"Also, if in the same supervisory chain-of-command, either the supervisor or the subordinate will be transferred out of the other's chain-of-command if a position exists and he or she is qualified. If no other agency position exists that he or she is qualified for, the supervisor may be removed from his or her supervisory position as deemed appropriate by the sheriff."

Johnson said it is not the existence of the relationship that has resulted in the disciplinary action, but the confirmed and admitted dishonesty.

Under the sheriff's office code of conduct, it is expected that each employee shall be truthful in all matters and will not make any false statement or intentionally misrepresent facts under any circumstances.
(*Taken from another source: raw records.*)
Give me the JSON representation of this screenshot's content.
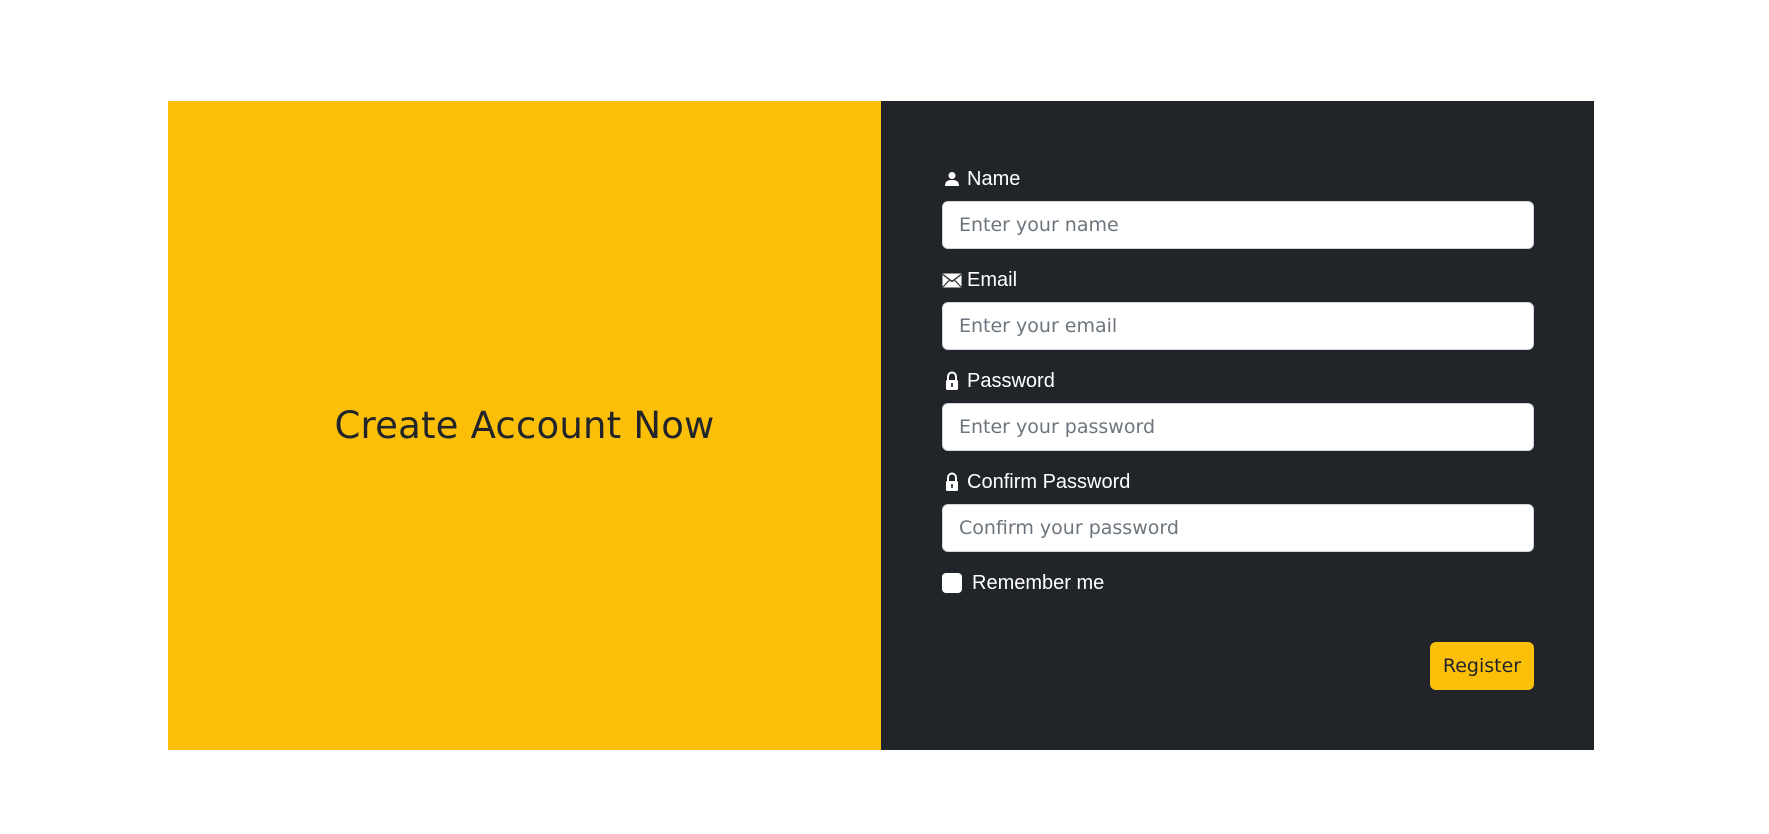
{
  "hero": {
    "title": "Create Account Now"
  },
  "form": {
    "fields": [
      {
        "label": "Name",
        "placeholder": "Enter your name",
        "value": "",
        "icon": "user-icon"
      },
      {
        "label": "Email",
        "placeholder": "Enter your email",
        "value": "",
        "icon": "envelope-icon"
      },
      {
        "label": "Password",
        "placeholder": "Enter your password",
        "value": "",
        "icon": "lock-icon"
      },
      {
        "label": "Confirm Password",
        "placeholder": "Confirm your password",
        "value": "",
        "icon": "lock-icon"
      }
    ],
    "remember_label": "Remember me",
    "remember_checked": false,
    "submit_label": "Register"
  },
  "colors": {
    "accent": "#fcbf08",
    "dark_panel": "#212529",
    "text_dark": "#212529",
    "text_light": "#ffffff"
  }
}
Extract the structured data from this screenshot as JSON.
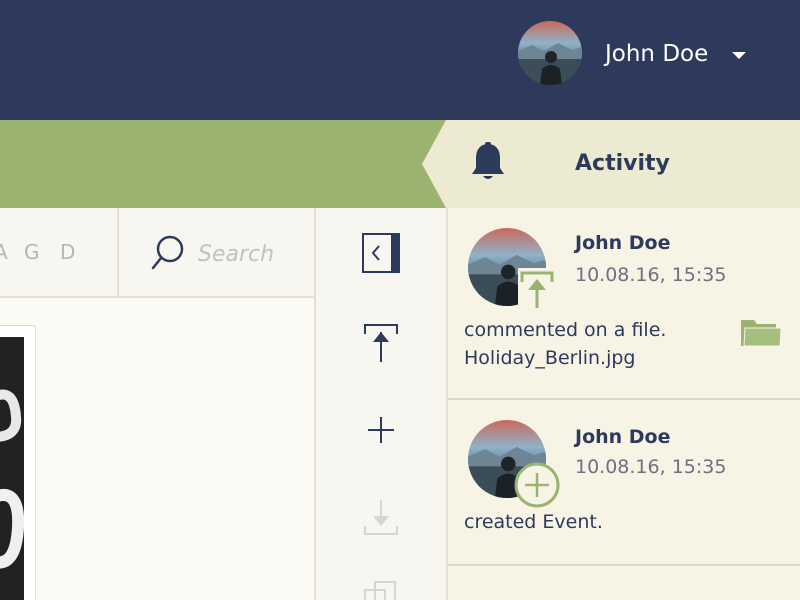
{
  "header": {
    "user_name": "John Doe",
    "colors": {
      "background": "#2e3a5c",
      "text": "#ffffff"
    }
  },
  "activity_panel": {
    "title": "Activity",
    "colors": {
      "accent_green": "#9ab371",
      "header_bg": "#ecead0",
      "navy": "#2e3a5c"
    }
  },
  "filter": {
    "letters": [
      "A",
      "G",
      "D"
    ]
  },
  "search": {
    "placeholder": "Search"
  },
  "toolbar": {
    "tools": [
      "collapse-panel-icon",
      "upload-icon",
      "add-icon",
      "download-icon",
      "copy-icon"
    ]
  },
  "activities": [
    {
      "user": "John Doe",
      "timestamp": "10.08.16, 15:35",
      "action": "commented on a file.",
      "file": "Holiday_Berlin.jpg",
      "badge_icon": "upload-icon"
    },
    {
      "user": "John Doe",
      "timestamp": "10.08.16, 15:35",
      "action": "created Event.",
      "badge_icon": "add-circle-icon"
    }
  ]
}
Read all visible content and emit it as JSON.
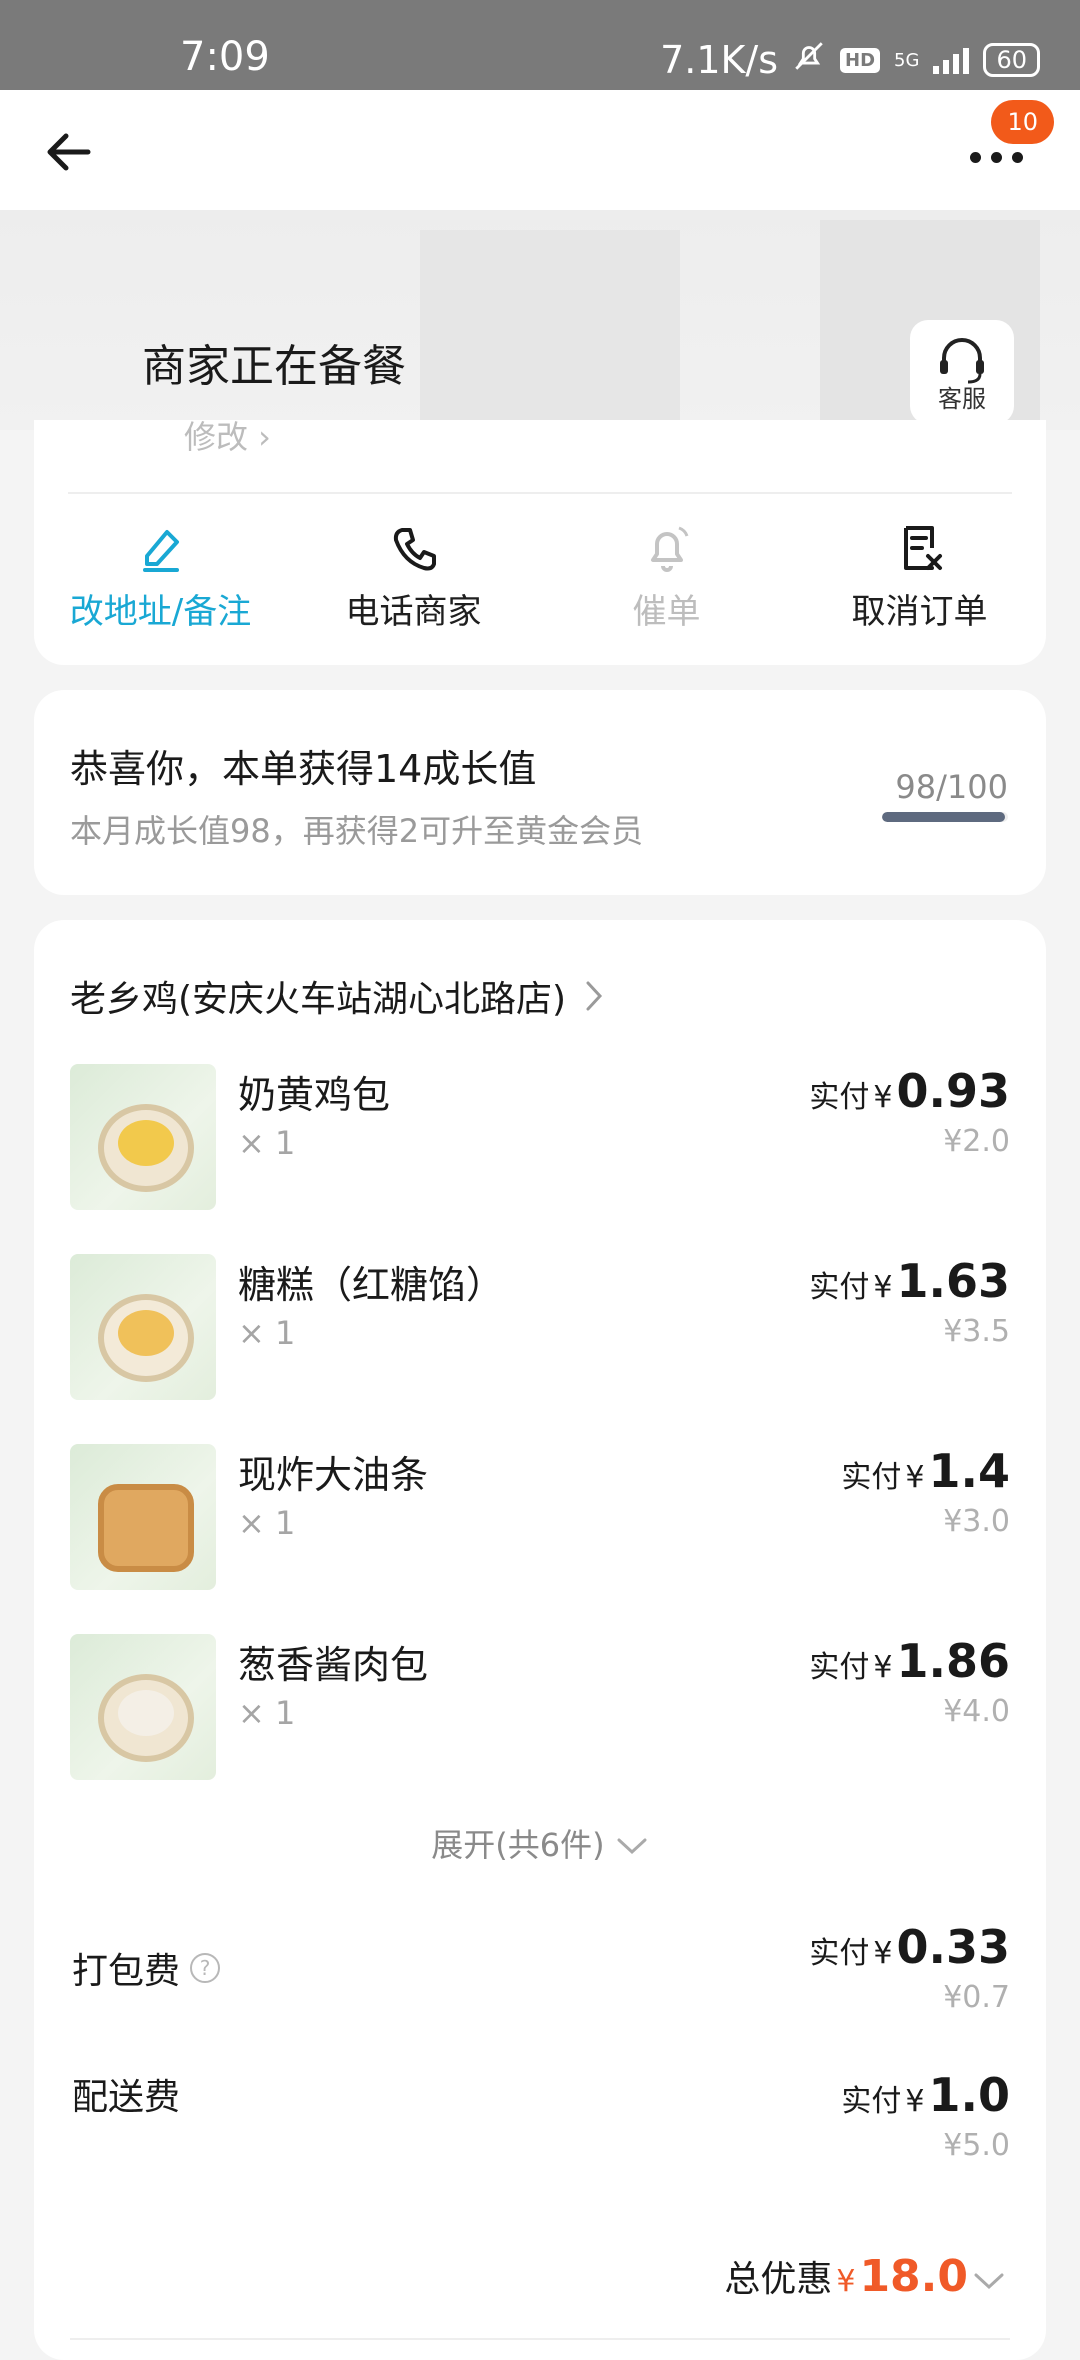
{
  "status_bar": {
    "time": "7:09",
    "speed": "7.1K/s",
    "hd": "HD",
    "network": "5G",
    "battery": "60"
  },
  "nav": {
    "badge_count": "10",
    "back_icon": "arrow-left-icon",
    "more_icon": "more-dots-icon"
  },
  "header": {
    "status_title": "商家正在备餐",
    "service_label": "客服",
    "partial_text": "修改 ›"
  },
  "actions": [
    {
      "label": "改地址/备注",
      "icon": "edit-icon",
      "state": "active"
    },
    {
      "label": "电话商家",
      "icon": "phone-icon",
      "state": "normal"
    },
    {
      "label": "催单",
      "icon": "bell-icon",
      "state": "disabled"
    },
    {
      "label": "取消订单",
      "icon": "cancel-order-icon",
      "state": "normal"
    }
  ],
  "growth": {
    "title": "恭喜你，本单获得14成长值",
    "subtitle": "本月成长值98，再获得2可升至黄金会员",
    "progress_text": "98/100",
    "progress_fraction": 0.98
  },
  "order": {
    "store_name": "老乡鸡(安庆火车站湖心北路店)",
    "pay_label": "实付",
    "yen": "¥",
    "items": [
      {
        "name": "奶黄鸡包",
        "qty": "× 1",
        "paid": "0.93",
        "original": "¥2.0"
      },
      {
        "name": "糖糕（红糖馅）",
        "qty": "× 1",
        "paid": "1.63",
        "original": "¥3.5"
      },
      {
        "name": "现炸大油条",
        "qty": "× 1",
        "paid": "1.4",
        "original": "¥3.0"
      },
      {
        "name": "葱香酱肉包",
        "qty": "× 1",
        "paid": "1.86",
        "original": "¥4.0"
      }
    ],
    "expand_label": "展开(共6件)",
    "packing_fee": {
      "label": "打包费",
      "paid": "0.33",
      "original": "¥0.7"
    },
    "delivery_fee": {
      "label": "配送费",
      "paid": "1.0",
      "original": "¥5.0"
    },
    "total_discount": {
      "label": "总优惠",
      "yen": "¥",
      "amount": "18.0"
    }
  },
  "colors": {
    "accent": "#19a8d4",
    "discount": "#f05a28",
    "badge": "#f25a1a"
  }
}
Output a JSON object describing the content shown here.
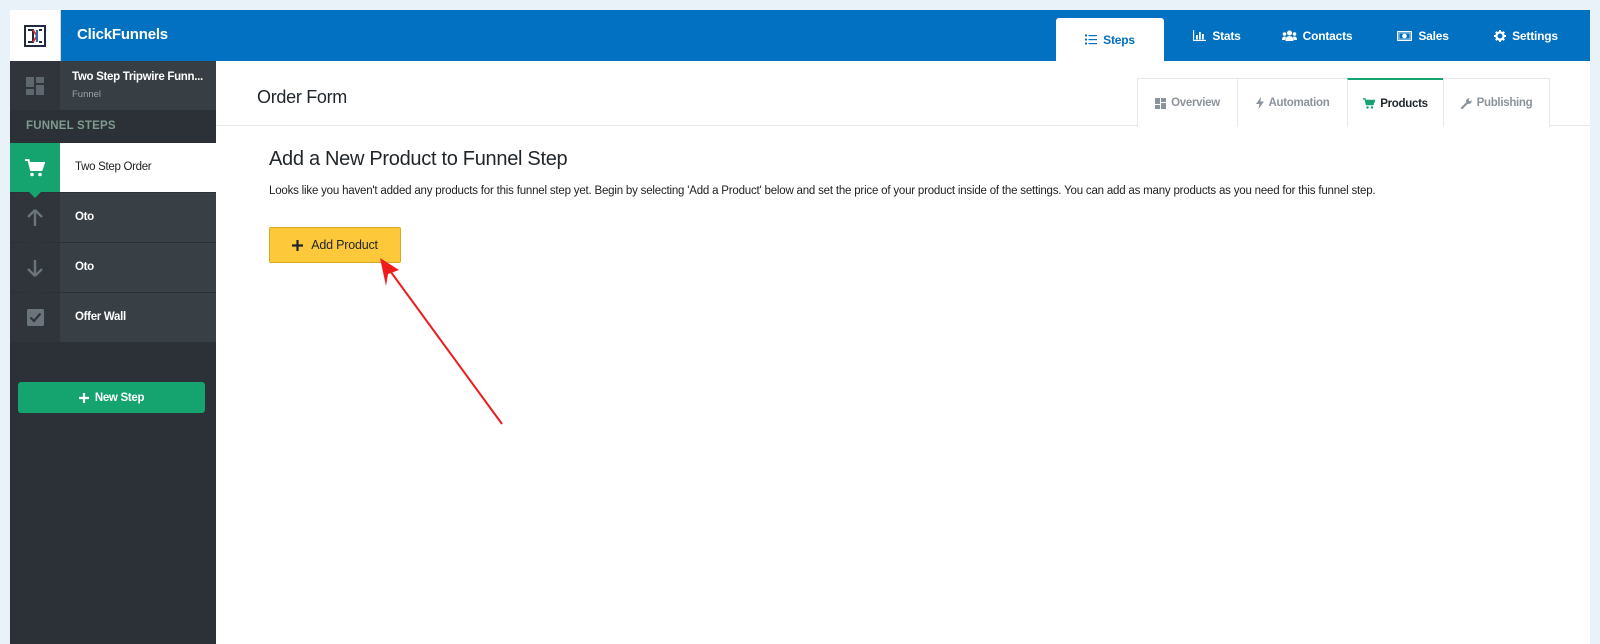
{
  "header": {
    "brand": "ClickFunnels",
    "nav": [
      {
        "label": "Steps",
        "icon": "list-icon",
        "active": true
      },
      {
        "label": "Stats",
        "icon": "bar-chart-icon"
      },
      {
        "label": "Contacts",
        "icon": "users-icon"
      },
      {
        "label": "Sales",
        "icon": "money-icon"
      },
      {
        "label": "Settings",
        "icon": "gear-icon"
      }
    ]
  },
  "sidebar": {
    "funnel_name": "Two Step Tripwire Funn...",
    "funnel_type": "Funnel",
    "section_title": "FUNNEL STEPS",
    "steps": [
      {
        "label": "Two Step Order",
        "icon": "cart-icon",
        "active": true
      },
      {
        "label": "Oto",
        "icon": "arrow-up-icon"
      },
      {
        "label": "Oto",
        "icon": "arrow-down-icon"
      },
      {
        "label": "Offer Wall",
        "icon": "checkbox-icon"
      }
    ],
    "new_step_label": "New Step"
  },
  "main": {
    "page_title": "Order Form",
    "tabs": [
      {
        "label": "Overview",
        "icon": "grid-icon"
      },
      {
        "label": "Automation",
        "icon": "bolt-icon"
      },
      {
        "label": "Products",
        "icon": "cart-icon",
        "active": true
      },
      {
        "label": "Publishing",
        "icon": "wrench-icon"
      }
    ],
    "content_title": "Add a New Product to Funnel Step",
    "content_desc": "Looks like you haven't added any products for this funnel step yet. Begin by selecting 'Add a Product' below and set the price of your product inside of the settings. You can add as many products as you need for this funnel step.",
    "add_product_label": "Add Product"
  },
  "colors": {
    "brand_blue": "#0271c1",
    "accent_green": "#15a46f",
    "sidebar_dark": "#2b3136",
    "button_yellow": "#fdc93b",
    "annotation_red": "#ee1c1c"
  }
}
Mott was hired in April 2016. Her employment was immediately terminated due to her still serving on a probationary status.

According to sheriff's office policy, any employee serving in the initial 12-month probationary period may be terminated from employment by the chief deputy for any reason deemed to be in the best interests of the agency.

Both Carter and Mott declined to comment on specifics, but said that the situation is outlined in the paperwork from the internal affairs investigation.

The Dawson County News has filed an open records request to obtain the personnel files of Carter and Mott, which should contain documentation of the internal affairs investigation that resulted in their departure from the sheriff's office.

For updates check back at and in the next edition of the Dawson County News.